§ **TASK INSTRUCTIONS**:
Give the number of lines in the data below containing the word "Closed", with no other text.

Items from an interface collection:

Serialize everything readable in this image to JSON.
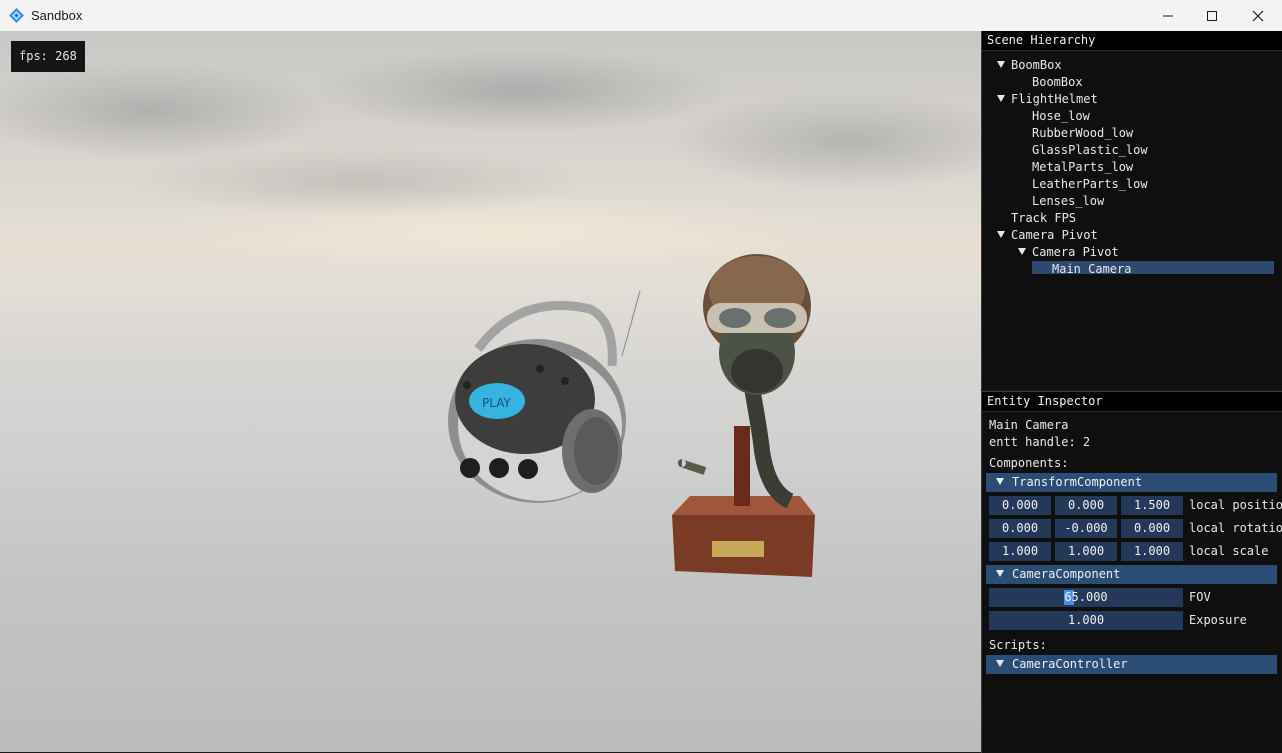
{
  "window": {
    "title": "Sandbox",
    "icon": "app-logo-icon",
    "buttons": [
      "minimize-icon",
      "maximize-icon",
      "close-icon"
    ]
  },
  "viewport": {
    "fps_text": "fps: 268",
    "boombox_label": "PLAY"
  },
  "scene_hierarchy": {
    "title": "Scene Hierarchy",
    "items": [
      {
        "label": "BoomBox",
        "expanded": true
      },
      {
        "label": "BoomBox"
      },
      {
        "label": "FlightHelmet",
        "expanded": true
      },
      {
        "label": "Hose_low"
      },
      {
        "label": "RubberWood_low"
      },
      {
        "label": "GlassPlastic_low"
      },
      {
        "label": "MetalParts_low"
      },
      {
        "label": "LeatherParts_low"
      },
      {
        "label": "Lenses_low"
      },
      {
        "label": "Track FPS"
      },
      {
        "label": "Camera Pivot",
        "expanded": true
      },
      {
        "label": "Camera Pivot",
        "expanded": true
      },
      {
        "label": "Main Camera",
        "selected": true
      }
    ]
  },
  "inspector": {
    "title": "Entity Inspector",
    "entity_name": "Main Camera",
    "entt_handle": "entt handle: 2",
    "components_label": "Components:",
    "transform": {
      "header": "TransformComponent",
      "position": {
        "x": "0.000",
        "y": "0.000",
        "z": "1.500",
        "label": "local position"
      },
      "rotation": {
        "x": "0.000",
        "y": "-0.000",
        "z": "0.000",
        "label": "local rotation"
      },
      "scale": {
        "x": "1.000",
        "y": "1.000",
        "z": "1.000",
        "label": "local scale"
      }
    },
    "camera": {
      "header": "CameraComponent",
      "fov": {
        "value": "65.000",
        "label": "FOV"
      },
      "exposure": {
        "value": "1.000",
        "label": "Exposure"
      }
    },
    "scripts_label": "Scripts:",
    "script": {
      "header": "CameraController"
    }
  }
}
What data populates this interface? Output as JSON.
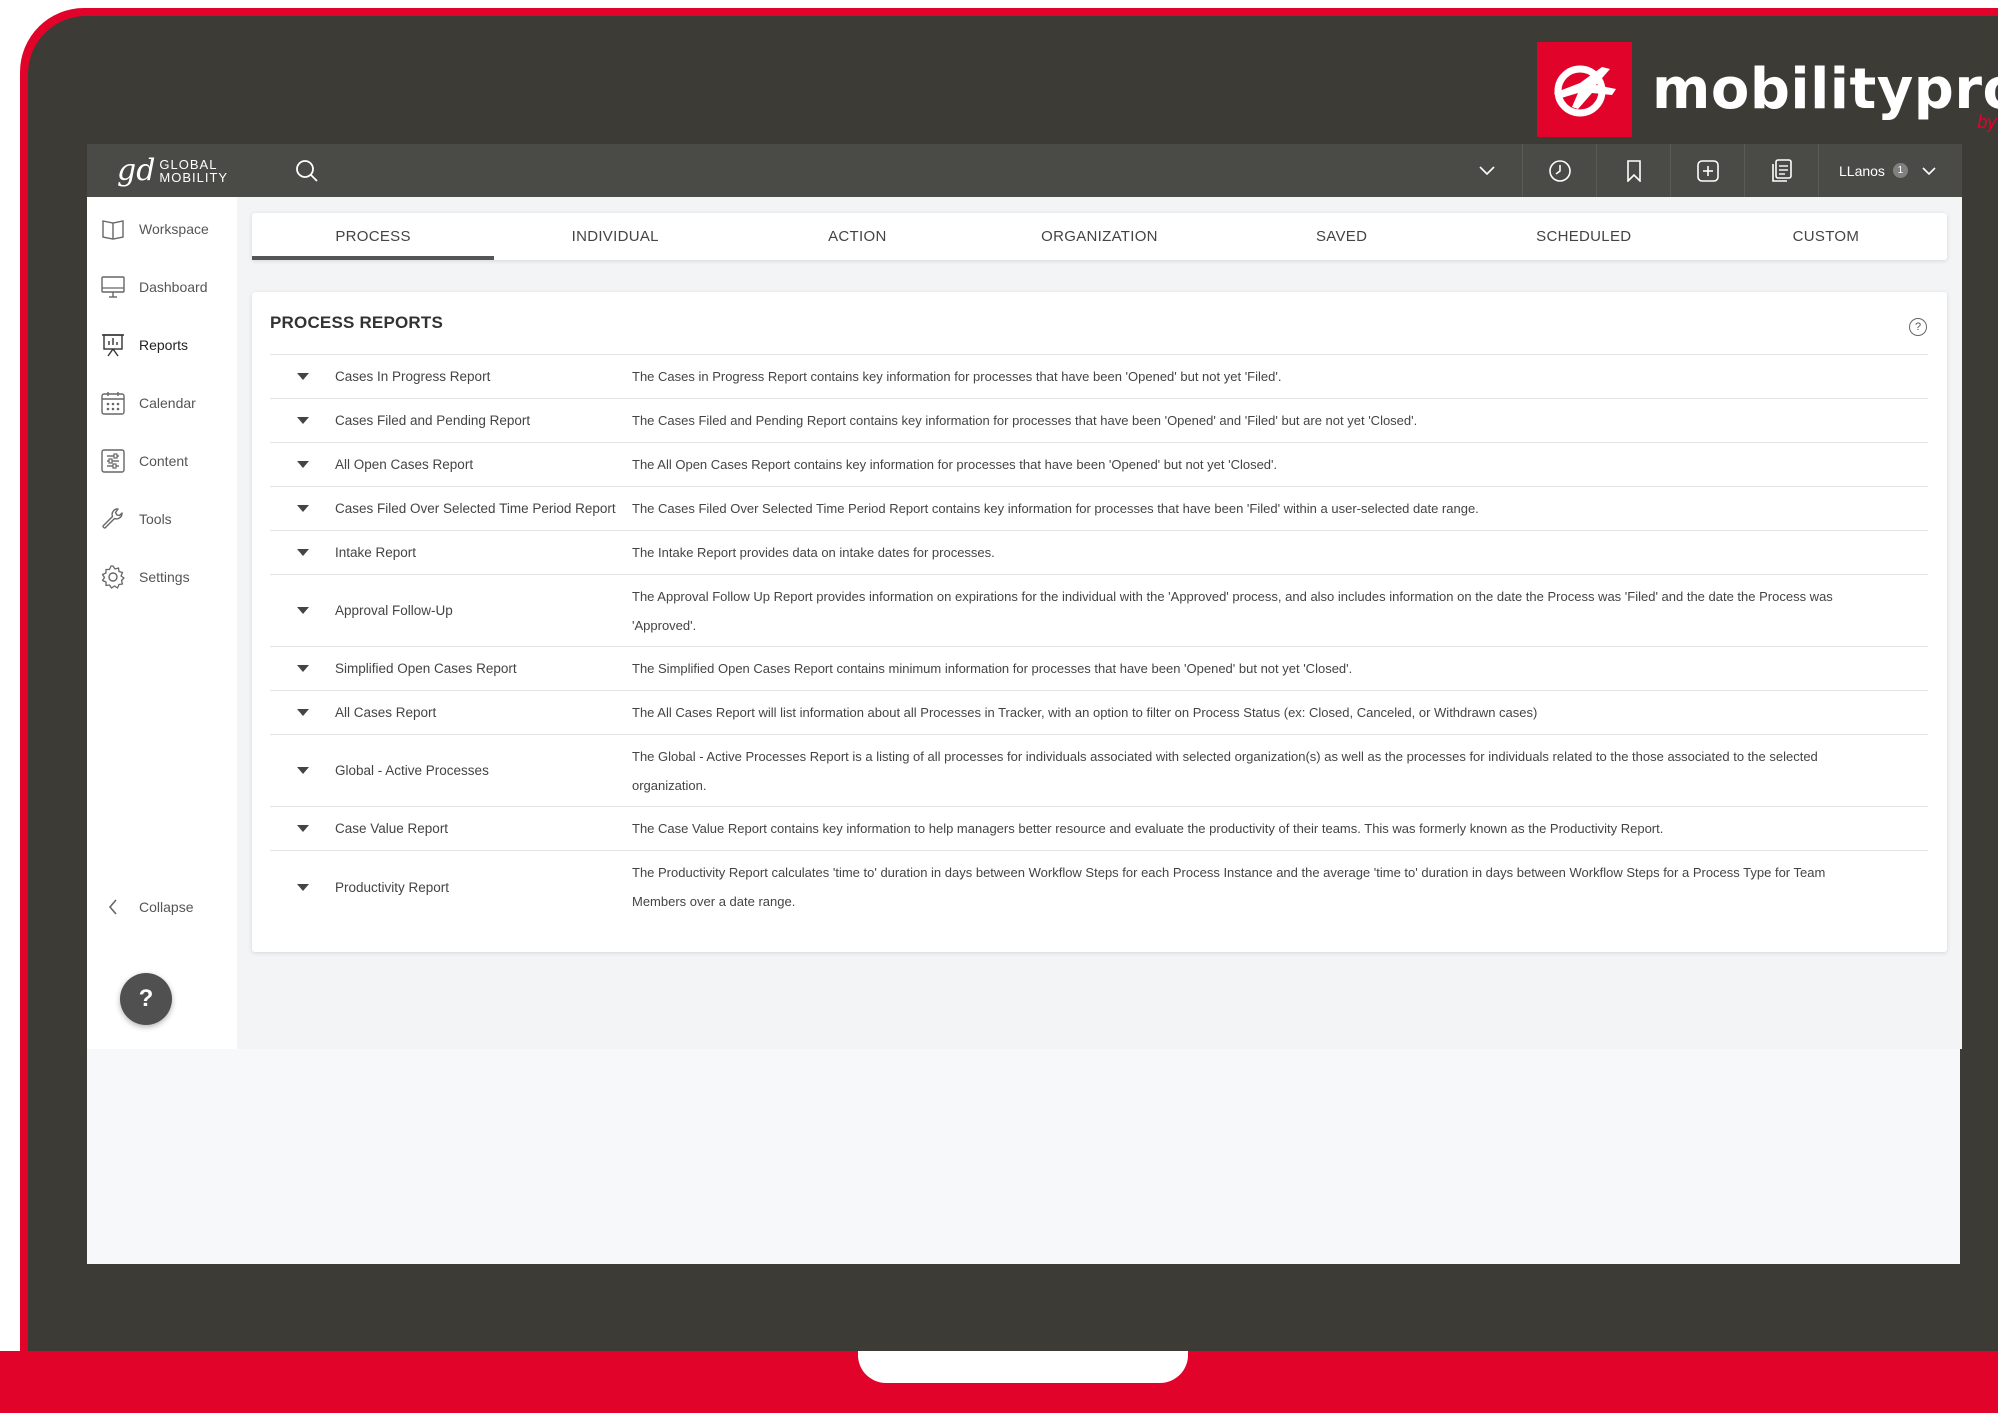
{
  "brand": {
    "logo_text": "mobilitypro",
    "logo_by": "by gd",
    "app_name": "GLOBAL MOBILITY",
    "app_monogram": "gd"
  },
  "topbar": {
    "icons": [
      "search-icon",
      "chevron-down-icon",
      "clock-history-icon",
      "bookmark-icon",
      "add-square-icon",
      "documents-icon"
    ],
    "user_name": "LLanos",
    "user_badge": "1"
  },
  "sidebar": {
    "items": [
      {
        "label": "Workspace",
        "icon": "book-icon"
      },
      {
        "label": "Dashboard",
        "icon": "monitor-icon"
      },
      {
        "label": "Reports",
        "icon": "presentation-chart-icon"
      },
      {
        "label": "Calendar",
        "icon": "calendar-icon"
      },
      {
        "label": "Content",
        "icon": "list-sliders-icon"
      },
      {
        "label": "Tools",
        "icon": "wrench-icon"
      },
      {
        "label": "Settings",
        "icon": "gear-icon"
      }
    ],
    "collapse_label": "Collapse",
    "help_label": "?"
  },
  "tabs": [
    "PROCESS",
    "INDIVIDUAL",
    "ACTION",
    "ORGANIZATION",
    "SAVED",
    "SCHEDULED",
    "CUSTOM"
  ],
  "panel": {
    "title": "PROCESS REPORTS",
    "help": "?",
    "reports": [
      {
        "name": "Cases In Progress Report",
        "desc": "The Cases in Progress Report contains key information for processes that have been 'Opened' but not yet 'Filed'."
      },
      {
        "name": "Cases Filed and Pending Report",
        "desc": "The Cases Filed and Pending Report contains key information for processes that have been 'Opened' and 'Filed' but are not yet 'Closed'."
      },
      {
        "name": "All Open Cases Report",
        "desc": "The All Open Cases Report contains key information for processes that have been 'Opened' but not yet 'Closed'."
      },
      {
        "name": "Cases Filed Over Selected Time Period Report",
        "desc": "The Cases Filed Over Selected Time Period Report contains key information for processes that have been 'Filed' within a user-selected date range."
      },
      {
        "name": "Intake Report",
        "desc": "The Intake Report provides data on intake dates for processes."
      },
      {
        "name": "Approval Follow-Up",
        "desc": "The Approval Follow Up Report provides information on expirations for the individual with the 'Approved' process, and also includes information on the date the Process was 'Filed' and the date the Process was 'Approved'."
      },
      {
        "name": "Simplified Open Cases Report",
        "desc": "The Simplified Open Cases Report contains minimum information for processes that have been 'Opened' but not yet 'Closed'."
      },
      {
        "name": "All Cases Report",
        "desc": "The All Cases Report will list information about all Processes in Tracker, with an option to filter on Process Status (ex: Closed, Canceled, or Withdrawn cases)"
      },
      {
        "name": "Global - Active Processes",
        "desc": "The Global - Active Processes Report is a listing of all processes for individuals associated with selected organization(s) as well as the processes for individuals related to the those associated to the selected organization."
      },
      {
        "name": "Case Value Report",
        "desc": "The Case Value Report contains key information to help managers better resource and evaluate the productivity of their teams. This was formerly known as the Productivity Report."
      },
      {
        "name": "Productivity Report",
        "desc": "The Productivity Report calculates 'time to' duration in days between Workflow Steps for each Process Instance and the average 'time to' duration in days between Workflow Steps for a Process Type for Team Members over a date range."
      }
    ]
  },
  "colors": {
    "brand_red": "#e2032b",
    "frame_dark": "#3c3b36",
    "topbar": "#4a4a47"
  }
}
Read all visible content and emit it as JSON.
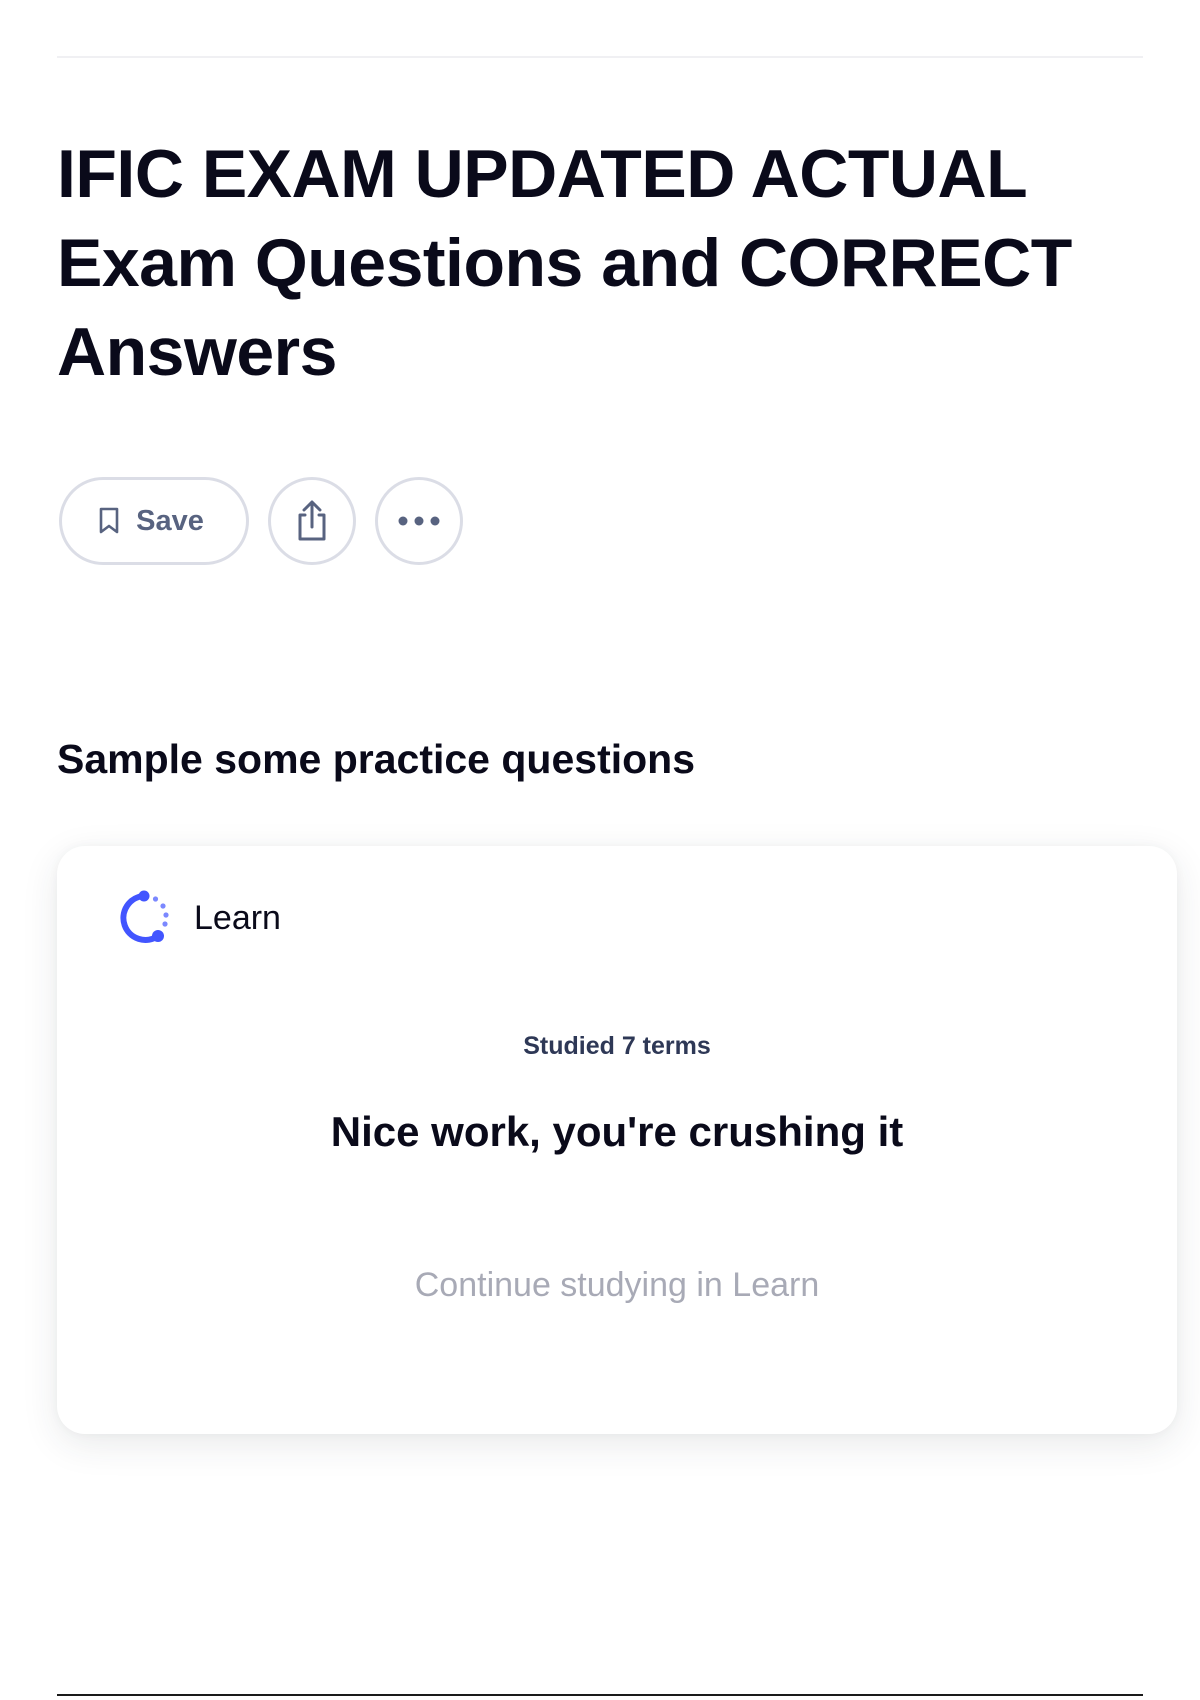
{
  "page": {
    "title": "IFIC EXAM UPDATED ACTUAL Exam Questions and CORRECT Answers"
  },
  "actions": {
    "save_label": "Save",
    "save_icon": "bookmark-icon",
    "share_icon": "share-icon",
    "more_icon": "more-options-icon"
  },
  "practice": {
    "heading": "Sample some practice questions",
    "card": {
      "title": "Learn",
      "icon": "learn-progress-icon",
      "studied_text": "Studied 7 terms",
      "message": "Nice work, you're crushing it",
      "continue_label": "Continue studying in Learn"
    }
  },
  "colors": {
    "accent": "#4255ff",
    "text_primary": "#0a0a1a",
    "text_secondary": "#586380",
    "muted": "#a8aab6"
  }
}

§ **EXERCISE RESPONSE**:
4